Problem description
Copy every record that follows, word for word.

Stored records
──────
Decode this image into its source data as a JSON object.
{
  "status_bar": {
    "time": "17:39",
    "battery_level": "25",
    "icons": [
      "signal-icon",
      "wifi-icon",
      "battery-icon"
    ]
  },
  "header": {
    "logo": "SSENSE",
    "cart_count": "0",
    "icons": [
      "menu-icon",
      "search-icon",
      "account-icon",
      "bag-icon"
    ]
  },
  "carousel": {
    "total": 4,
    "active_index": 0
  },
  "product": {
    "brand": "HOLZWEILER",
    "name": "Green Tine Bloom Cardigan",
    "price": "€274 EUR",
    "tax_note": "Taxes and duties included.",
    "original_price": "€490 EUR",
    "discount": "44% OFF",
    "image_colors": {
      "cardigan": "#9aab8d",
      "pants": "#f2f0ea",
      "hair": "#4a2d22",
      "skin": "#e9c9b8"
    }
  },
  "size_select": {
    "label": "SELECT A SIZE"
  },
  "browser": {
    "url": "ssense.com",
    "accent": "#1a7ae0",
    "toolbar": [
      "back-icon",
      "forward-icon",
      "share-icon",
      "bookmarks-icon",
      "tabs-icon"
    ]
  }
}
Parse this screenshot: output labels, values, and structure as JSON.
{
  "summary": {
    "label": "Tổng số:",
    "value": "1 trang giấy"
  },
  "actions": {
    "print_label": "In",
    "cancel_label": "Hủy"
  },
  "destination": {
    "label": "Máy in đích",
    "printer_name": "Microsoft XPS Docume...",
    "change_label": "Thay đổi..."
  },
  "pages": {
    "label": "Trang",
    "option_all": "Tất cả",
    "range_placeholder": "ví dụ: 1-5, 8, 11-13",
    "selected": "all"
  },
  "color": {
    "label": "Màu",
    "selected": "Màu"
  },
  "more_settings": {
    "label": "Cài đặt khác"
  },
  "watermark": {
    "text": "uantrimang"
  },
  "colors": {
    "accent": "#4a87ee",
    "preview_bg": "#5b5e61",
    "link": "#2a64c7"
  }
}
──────
Answer box
Decode this image into its source data as a JSON object.
{
  "status_bar": {
    "time": "17:39",
    "battery_level": "25",
    "icons": [
      "signal-icon",
      "wifi-icon",
      "battery-icon"
    ]
  },
  "header": {
    "logo": "SSENSE",
    "cart_count": "0",
    "icons": [
      "menu-icon",
      "search-icon",
      "account-icon",
      "bag-icon"
    ]
  },
  "carousel": {
    "total": 4,
    "active_index": 0
  },
  "product": {
    "brand": "HOLZWEILER",
    "name": "Green Tine Bloom Cardigan",
    "price": "€274 EUR",
    "tax_note": "Taxes and duties included.",
    "original_price": "€490 EUR",
    "discount": "44% OFF",
    "image_colors": {
      "cardigan": "#9aab8d",
      "pants": "#f2f0ea",
      "hair": "#4a2d22",
      "skin": "#e9c9b8"
    }
  },
  "size_select": {
    "label": "SELECT A SIZE"
  },
  "browser": {
    "url": "ssense.com",
    "accent": "#1a7ae0",
    "toolbar": [
      "back-icon",
      "forward-icon",
      "share-icon",
      "bookmarks-icon",
      "tabs-icon"
    ]
  }
}
Parse this screenshot: output labels, values, and structure as JSON.
{
  "summary": {
    "label": "Tổng số:",
    "value": "1 trang giấy"
  },
  "actions": {
    "print_label": "In",
    "cancel_label": "Hủy"
  },
  "destination": {
    "label": "Máy in đích",
    "printer_name": "Microsoft XPS Docume...",
    "change_label": "Thay đổi..."
  },
  "pages": {
    "label": "Trang",
    "option_all": "Tất cả",
    "range_placeholder": "ví dụ: 1-5, 8, 11-13",
    "selected": "all"
  },
  "color": {
    "label": "Màu",
    "selected": "Màu"
  },
  "more_settings": {
    "label": "Cài đặt khác"
  },
  "watermark": {
    "text": "uantrimang"
  },
  "colors": {
    "accent": "#4a87ee",
    "preview_bg": "#5b5e61",
    "link": "#2a64c7"
  }
}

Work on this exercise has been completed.